- What you are asked to do: Give an exact reproduction of all the lines in the listing.
===== Input =====
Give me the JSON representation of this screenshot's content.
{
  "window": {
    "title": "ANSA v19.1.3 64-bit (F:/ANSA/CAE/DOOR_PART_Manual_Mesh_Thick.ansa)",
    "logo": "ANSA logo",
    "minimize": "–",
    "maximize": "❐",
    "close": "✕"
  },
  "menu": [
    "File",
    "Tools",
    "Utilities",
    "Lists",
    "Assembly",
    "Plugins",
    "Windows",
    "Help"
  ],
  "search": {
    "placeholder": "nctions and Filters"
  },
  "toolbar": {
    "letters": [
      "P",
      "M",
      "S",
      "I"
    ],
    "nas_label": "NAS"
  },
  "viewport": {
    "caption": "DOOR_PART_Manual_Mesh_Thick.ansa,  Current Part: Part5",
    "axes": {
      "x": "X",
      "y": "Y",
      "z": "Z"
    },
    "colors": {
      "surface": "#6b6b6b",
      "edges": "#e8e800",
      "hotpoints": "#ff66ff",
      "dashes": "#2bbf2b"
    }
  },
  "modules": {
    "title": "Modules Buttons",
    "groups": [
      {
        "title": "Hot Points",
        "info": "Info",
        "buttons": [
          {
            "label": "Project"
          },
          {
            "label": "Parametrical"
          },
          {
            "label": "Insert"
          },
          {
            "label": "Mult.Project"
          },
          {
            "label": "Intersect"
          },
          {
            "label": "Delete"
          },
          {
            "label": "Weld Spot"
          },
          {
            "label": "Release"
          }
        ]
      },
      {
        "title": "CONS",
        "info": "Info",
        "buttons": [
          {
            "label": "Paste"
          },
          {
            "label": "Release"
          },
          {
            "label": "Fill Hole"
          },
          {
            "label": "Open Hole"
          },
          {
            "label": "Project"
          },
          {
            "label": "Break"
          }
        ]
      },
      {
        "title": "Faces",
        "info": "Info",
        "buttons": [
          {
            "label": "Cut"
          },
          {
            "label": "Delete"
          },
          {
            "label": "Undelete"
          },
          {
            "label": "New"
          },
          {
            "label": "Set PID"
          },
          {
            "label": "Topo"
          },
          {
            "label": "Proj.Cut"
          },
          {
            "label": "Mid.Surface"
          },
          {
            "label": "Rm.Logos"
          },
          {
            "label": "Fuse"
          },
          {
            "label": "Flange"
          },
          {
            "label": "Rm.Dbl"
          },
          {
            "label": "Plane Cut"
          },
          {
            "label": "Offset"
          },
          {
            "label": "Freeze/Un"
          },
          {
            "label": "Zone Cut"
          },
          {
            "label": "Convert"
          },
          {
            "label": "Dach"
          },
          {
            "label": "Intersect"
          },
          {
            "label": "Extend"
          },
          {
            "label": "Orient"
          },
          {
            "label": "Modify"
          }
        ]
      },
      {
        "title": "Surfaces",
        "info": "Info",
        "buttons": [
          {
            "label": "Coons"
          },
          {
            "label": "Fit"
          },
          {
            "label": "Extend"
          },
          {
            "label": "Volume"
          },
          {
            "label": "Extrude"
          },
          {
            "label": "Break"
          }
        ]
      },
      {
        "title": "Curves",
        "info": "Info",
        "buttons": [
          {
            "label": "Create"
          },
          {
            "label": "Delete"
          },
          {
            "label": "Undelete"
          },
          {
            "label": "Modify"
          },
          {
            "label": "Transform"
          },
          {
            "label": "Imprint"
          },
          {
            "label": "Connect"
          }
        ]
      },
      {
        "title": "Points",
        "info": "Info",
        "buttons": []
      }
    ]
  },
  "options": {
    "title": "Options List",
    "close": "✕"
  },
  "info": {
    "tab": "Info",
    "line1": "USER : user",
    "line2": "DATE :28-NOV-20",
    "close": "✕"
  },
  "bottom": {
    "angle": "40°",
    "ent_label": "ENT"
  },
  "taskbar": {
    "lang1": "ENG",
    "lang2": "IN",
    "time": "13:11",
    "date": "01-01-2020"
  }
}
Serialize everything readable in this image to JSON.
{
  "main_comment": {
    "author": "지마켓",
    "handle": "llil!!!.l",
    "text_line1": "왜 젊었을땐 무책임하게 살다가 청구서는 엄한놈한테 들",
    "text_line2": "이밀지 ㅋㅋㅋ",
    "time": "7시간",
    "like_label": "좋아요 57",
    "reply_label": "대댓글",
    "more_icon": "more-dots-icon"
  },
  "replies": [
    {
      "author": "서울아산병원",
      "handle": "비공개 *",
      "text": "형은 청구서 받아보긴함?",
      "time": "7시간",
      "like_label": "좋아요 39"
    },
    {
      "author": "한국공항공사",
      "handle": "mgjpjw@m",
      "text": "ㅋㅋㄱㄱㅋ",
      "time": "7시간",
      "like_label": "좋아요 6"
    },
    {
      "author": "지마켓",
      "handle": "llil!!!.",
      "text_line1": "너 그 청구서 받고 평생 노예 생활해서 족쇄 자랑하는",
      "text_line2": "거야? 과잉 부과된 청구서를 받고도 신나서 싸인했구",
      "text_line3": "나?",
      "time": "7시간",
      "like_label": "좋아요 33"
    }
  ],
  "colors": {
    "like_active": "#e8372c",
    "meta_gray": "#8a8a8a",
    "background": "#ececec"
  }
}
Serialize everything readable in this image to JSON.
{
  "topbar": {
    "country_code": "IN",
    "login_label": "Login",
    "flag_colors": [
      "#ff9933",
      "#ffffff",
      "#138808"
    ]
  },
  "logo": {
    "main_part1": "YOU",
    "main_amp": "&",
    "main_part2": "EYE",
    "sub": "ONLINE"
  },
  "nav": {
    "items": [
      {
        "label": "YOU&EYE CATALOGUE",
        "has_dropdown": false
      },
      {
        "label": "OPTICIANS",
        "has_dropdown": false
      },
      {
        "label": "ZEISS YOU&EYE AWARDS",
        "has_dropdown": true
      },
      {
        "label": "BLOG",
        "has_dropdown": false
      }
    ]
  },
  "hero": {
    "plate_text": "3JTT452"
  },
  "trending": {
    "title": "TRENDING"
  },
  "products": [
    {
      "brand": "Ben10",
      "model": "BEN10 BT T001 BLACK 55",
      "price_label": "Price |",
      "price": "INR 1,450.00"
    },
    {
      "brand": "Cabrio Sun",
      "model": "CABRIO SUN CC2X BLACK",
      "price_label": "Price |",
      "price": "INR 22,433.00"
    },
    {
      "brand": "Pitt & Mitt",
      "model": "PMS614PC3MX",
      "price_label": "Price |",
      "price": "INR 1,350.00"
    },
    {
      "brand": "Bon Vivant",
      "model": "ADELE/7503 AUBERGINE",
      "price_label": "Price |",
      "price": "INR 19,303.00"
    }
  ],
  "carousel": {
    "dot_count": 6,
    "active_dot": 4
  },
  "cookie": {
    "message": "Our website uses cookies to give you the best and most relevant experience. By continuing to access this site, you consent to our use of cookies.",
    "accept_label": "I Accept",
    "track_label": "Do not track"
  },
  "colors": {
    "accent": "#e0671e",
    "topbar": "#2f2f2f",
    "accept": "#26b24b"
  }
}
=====
- Task response:
Give me the JSON representation of this screenshot's content.
{
  "window": {
    "title": "ANSA v19.1.3 64-bit (F:/ANSA/CAE/DOOR_PART_Manual_Mesh_Thick.ansa)",
    "logo": "ANSA logo",
    "minimize": "–",
    "maximize": "❐",
    "close": "✕"
  },
  "menu": [
    "File",
    "Tools",
    "Utilities",
    "Lists",
    "Assembly",
    "Plugins",
    "Windows",
    "Help"
  ],
  "search": {
    "placeholder": "nctions and Filters"
  },
  "toolbar": {
    "letters": [
      "P",
      "M",
      "S",
      "I"
    ],
    "nas_label": "NAS"
  },
  "viewport": {
    "caption": "DOOR_PART_Manual_Mesh_Thick.ansa,  Current Part: Part5",
    "axes": {
      "x": "X",
      "y": "Y",
      "z": "Z"
    },
    "colors": {
      "surface": "#6b6b6b",
      "edges": "#e8e800",
      "hotpoints": "#ff66ff",
      "dashes": "#2bbf2b"
    }
  },
  "modules": {
    "title": "Modules Buttons",
    "groups": [
      {
        "title": "Hot Points",
        "info": "Info",
        "buttons": [
          {
            "label": "Project"
          },
          {
            "label": "Parametrical"
          },
          {
            "label": "Insert"
          },
          {
            "label": "Mult.Project"
          },
          {
            "label": "Intersect"
          },
          {
            "label": "Delete"
          },
          {
            "label": "Weld Spot"
          },
          {
            "label": "Release"
          }
        ]
      },
      {
        "title": "CONS",
        "info": "Info",
        "buttons": [
          {
            "label": "Paste"
          },
          {
            "label": "Release"
          },
          {
            "label": "Fill Hole"
          },
          {
            "label": "Open Hole"
          },
          {
            "label": "Project"
          },
          {
            "label": "Break"
          }
        ]
      },
      {
        "title": "Faces",
        "info": "Info",
        "buttons": [
          {
            "label": "Cut"
          },
          {
            "label": "Delete"
          },
          {
            "label": "Undelete"
          },
          {
            "label": "New"
          },
          {
            "label": "Set PID"
          },
          {
            "label": "Topo"
          },
          {
            "label": "Proj.Cut"
          },
          {
            "label": "Mid.Surface"
          },
          {
            "label": "Rm.Logos"
          },
          {
            "label": "Fuse"
          },
          {
            "label": "Flange"
          },
          {
            "label": "Rm.Dbl"
          },
          {
            "label": "Plane Cut"
          },
          {
            "label": "Offset"
          },
          {
            "label": "Freeze/Un"
          },
          {
            "label": "Zone Cut"
          },
          {
            "label": "Convert"
          },
          {
            "label": "Dach"
          },
          {
            "label": "Intersect"
          },
          {
            "label": "Extend"
          },
          {
            "label": "Orient"
          },
          {
            "label": "Modify"
          }
        ]
      },
      {
        "title": "Surfaces",
        "info": "Info",
        "buttons": [
          {
            "label": "Coons"
          },
          {
            "label": "Fit"
          },
          {
            "label": "Extend"
          },
          {
            "label": "Volume"
          },
          {
            "label": "Extrude"
          },
          {
            "label": "Break"
          }
        ]
      },
      {
        "title": "Curves",
        "info": "Info",
        "buttons": [
          {
            "label": "Create"
          },
          {
            "label": "Delete"
          },
          {
            "label": "Undelete"
          },
          {
            "label": "Modify"
          },
          {
            "label": "Transform"
          },
          {
            "label": "Imprint"
          },
          {
            "label": "Connect"
          }
        ]
      },
      {
        "title": "Points",
        "info": "Info",
        "buttons": []
      }
    ]
  },
  "options": {
    "title": "Options List",
    "close": "✕"
  },
  "info": {
    "tab": "Info",
    "line1": "USER : user",
    "line2": "DATE :28-NOV-20",
    "close": "✕"
  },
  "bottom": {
    "angle": "40°",
    "ent_label": "ENT"
  },
  "taskbar": {
    "lang1": "ENG",
    "lang2": "IN",
    "time": "13:11",
    "date": "01-01-2020"
  }
}
Serialize everything readable in this image to JSON.
{
  "main_comment": {
    "author": "지마켓",
    "handle": "llil!!!.l",
    "text_line1": "왜 젊었을땐 무책임하게 살다가 청구서는 엄한놈한테 들",
    "text_line2": "이밀지 ㅋㅋㅋ",
    "time": "7시간",
    "like_label": "좋아요 57",
    "reply_label": "대댓글",
    "more_icon": "more-dots-icon"
  },
  "replies": [
    {
      "author": "서울아산병원",
      "handle": "비공개 *",
      "text": "형은 청구서 받아보긴함?",
      "time": "7시간",
      "like_label": "좋아요 39"
    },
    {
      "author": "한국공항공사",
      "handle": "mgjpjw@m",
      "text": "ㅋㅋㄱㄱㅋ",
      "time": "7시간",
      "like_label": "좋아요 6"
    },
    {
      "author": "지마켓",
      "handle": "llil!!!.",
      "text_line1": "너 그 청구서 받고 평생 노예 생활해서 족쇄 자랑하는",
      "text_line2": "거야? 과잉 부과된 청구서를 받고도 신나서 싸인했구",
      "text_line3": "나?",
      "time": "7시간",
      "like_label": "좋아요 33"
    }
  ],
  "colors": {
    "like_active": "#e8372c",
    "meta_gray": "#8a8a8a",
    "background": "#ececec"
  }
}
Serialize everything readable in this image to JSON.
{
  "topbar": {
    "country_code": "IN",
    "login_label": "Login",
    "flag_colors": [
      "#ff9933",
      "#ffffff",
      "#138808"
    ]
  },
  "logo": {
    "main_part1": "YOU",
    "main_amp": "&",
    "main_part2": "EYE",
    "sub": "ONLINE"
  },
  "nav": {
    "items": [
      {
        "label": "YOU&EYE CATALOGUE",
        "has_dropdown": false
      },
      {
        "label": "OPTICIANS",
        "has_dropdown": false
      },
      {
        "label": "ZEISS YOU&EYE AWARDS",
        "has_dropdown": true
      },
      {
        "label": "BLOG",
        "has_dropdown": false
      }
    ]
  },
  "hero": {
    "plate_text": "3JTT452"
  },
  "trending": {
    "title": "TRENDING"
  },
  "products": [
    {
      "brand": "Ben10",
      "model": "BEN10 BT T001 BLACK 55",
      "price_label": "Price |",
      "price": "INR 1,450.00"
    },
    {
      "brand": "Cabrio Sun",
      "model": "CABRIO SUN CC2X BLACK",
      "price_label": "Price |",
      "price": "INR 22,433.00"
    },
    {
      "brand": "Pitt & Mitt",
      "model": "PMS614PC3MX",
      "price_label": "Price |",
      "price": "INR 1,350.00"
    },
    {
      "brand": "Bon Vivant",
      "model": "ADELE/7503 AUBERGINE",
      "price_label": "Price |",
      "price": "INR 19,303.00"
    }
  ],
  "carousel": {
    "dot_count": 6,
    "active_dot": 4
  },
  "cookie": {
    "message": "Our website uses cookies to give you the best and most relevant experience. By continuing to access this site, you consent to our use of cookies.",
    "accept_label": "I Accept",
    "track_label": "Do not track"
  },
  "colors": {
    "accent": "#e0671e",
    "topbar": "#2f2f2f",
    "accept": "#26b24b"
  }
}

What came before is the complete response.